- _Exercise requirements_
Which lines below contain "Policy"? Pull them out.

- _Records for processing_
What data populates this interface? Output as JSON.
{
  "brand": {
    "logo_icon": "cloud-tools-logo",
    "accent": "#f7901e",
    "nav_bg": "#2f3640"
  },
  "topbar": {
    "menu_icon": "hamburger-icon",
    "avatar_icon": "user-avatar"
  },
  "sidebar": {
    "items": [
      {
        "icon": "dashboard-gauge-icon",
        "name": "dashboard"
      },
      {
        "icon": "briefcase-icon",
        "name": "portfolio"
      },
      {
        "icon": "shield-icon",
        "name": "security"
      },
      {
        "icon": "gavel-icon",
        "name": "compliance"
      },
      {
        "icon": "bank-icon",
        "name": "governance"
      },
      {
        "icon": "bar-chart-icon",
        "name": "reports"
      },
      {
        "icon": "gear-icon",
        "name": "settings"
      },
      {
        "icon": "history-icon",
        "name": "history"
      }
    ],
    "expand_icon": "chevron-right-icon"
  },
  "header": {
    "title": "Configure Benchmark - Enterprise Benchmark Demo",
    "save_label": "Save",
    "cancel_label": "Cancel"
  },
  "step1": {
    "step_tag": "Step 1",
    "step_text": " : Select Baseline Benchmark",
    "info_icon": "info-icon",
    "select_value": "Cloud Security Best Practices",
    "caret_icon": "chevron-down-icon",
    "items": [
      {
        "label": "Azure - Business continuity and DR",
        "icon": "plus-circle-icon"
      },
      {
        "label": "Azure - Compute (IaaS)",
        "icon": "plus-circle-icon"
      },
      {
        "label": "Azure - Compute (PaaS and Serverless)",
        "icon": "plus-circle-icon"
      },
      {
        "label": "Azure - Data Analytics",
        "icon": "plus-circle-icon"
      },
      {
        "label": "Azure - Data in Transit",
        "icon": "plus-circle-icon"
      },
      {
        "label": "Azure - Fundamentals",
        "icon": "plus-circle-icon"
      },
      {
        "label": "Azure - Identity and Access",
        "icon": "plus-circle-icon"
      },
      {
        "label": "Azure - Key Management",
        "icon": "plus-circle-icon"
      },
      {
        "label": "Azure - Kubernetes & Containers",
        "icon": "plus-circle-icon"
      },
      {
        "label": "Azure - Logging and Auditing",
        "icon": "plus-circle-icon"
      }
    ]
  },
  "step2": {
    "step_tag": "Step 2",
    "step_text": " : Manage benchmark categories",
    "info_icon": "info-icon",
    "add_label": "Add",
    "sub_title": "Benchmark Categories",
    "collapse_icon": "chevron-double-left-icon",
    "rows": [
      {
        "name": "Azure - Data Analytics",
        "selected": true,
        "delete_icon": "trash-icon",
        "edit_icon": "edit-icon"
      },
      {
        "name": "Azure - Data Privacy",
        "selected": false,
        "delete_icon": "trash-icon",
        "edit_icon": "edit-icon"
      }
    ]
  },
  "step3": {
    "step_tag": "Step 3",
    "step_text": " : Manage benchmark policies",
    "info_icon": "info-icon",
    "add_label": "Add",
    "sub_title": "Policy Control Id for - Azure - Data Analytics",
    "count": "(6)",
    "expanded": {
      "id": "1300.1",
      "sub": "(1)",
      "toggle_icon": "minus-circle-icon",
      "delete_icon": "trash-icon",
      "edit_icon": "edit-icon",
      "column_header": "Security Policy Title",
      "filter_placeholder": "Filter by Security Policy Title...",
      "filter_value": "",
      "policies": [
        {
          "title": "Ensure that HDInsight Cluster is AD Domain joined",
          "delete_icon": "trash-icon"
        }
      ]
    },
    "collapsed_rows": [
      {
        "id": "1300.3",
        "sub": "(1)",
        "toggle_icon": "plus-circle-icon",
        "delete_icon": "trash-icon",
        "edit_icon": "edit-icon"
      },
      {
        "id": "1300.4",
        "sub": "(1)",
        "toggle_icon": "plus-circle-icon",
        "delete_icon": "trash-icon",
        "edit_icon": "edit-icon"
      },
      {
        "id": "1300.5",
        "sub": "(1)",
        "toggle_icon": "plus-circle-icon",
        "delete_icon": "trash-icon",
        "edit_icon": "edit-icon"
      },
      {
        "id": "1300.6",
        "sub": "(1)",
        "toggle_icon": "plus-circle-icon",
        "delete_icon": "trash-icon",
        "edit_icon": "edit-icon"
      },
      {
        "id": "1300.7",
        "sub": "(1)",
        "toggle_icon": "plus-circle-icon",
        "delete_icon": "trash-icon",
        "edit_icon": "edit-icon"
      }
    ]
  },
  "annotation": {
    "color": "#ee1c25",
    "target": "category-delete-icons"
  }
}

- _Response_
    "sub_title": "Policy Control Id for - Azure - Data Analytics",
      "column_header": "Security Policy Title",
      "filter_placeholder": "Filter by Security Policy Title...",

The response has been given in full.